Content starts
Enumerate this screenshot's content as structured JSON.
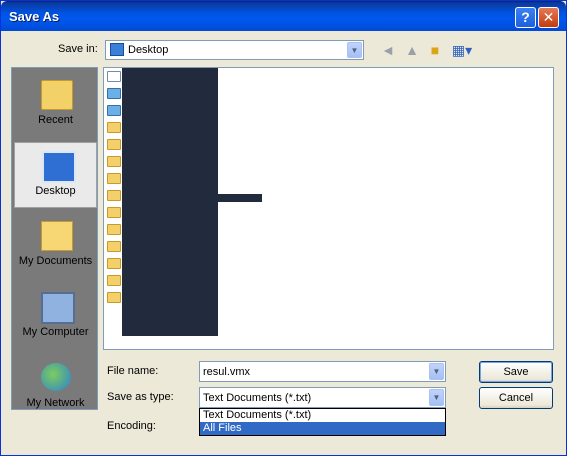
{
  "window": {
    "title": "Save As"
  },
  "titlebar": {
    "help": "?",
    "close": "✕"
  },
  "toolbar": {
    "save_in_label": "Save in:",
    "save_in_value": "Desktop",
    "back_icon": "back-arrow-icon",
    "up_icon": "up-one-level-icon",
    "new_folder_icon": "new-folder-icon",
    "views_icon": "views-menu-icon"
  },
  "places": [
    {
      "label": "Recent",
      "icon": "recent-folder-icon",
      "selected": false
    },
    {
      "label": "Desktop",
      "icon": "desktop-icon",
      "selected": true
    },
    {
      "label": "My Documents",
      "icon": "my-documents-icon",
      "selected": false
    },
    {
      "label": "My Computer",
      "icon": "my-computer-icon",
      "selected": false
    },
    {
      "label": "My Network",
      "icon": "my-network-icon",
      "selected": false
    }
  ],
  "file_list": {
    "item_icons": [
      "document-icon",
      "network-icon",
      "network-icon",
      "folder-icon",
      "folder-icon",
      "folder-icon",
      "folder-icon",
      "folder-icon",
      "folder-icon",
      "folder-icon",
      "folder-icon",
      "folder-icon",
      "folder-icon",
      "folder-icon"
    ]
  },
  "form": {
    "file_name_label": "File name:",
    "file_name_value": "resul.vmx",
    "save_as_type_label": "Save as type:",
    "save_as_type_value": "Text Documents (*.txt)",
    "encoding_label": "Encoding:",
    "type_options": [
      {
        "label": "Text Documents (*.txt)",
        "selected": false
      },
      {
        "label": "All Files",
        "selected": true
      }
    ]
  },
  "buttons": {
    "save": "Save",
    "cancel": "Cancel"
  },
  "colors": {
    "titlebar": "#0054e3",
    "selection": "#316ac5",
    "redaction": "#222a3d"
  }
}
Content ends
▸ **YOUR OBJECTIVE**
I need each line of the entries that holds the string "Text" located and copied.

▸ **WRITTEN RESPONSE**
    "save_as_type_value": "Text Documents (*.txt)",
        "label": "Text Documents (*.txt)",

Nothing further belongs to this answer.